• EXERCISE DESCRIPTION
Scan the records for the string "Payment"; copy each line where it occurs.

......

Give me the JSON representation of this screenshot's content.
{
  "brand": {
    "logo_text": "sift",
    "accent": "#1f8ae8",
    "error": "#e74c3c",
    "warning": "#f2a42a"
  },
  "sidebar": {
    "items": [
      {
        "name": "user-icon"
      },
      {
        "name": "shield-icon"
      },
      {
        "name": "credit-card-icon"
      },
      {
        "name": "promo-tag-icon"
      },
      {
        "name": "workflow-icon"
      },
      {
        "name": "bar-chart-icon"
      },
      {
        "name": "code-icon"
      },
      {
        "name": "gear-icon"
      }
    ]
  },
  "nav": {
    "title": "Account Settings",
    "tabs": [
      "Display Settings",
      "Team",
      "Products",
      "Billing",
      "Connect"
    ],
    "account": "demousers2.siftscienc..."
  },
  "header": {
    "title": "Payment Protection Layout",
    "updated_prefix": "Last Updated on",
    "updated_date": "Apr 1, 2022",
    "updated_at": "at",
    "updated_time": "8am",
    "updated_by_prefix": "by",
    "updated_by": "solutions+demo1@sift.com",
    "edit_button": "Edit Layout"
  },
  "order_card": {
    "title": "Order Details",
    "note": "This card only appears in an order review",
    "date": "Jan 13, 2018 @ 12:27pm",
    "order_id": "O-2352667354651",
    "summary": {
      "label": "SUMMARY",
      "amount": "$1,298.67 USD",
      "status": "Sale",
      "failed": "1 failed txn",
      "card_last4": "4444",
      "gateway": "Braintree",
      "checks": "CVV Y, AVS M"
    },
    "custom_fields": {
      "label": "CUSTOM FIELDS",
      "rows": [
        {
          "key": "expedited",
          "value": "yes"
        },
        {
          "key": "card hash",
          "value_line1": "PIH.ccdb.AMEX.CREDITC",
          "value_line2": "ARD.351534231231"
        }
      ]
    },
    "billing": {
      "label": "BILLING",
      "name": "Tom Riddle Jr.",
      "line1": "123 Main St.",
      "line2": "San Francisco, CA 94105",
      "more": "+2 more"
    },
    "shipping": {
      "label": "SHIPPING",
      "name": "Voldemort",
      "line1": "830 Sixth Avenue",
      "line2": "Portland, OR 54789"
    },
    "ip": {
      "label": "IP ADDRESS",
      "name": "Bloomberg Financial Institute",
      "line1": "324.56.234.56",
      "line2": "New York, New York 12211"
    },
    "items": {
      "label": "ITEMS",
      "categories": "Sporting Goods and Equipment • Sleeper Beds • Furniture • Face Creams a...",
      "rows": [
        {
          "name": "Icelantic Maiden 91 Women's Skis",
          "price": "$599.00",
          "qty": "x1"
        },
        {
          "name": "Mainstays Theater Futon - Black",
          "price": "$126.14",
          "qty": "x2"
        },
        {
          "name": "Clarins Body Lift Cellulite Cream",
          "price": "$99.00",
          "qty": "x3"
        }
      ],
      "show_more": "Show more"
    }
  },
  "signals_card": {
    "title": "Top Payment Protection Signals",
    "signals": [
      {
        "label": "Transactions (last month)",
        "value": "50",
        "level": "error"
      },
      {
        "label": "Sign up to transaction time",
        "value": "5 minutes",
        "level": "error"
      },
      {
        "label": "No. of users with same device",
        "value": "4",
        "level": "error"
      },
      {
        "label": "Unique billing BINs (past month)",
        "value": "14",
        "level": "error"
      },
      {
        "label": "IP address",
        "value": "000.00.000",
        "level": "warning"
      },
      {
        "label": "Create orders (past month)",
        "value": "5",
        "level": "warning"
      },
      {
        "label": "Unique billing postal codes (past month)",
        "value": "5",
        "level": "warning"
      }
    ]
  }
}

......

• RESULT OF THIS EXERCISE
    "title": "Payment Protection Layout",
    "title": "Top Payment Protection Signals",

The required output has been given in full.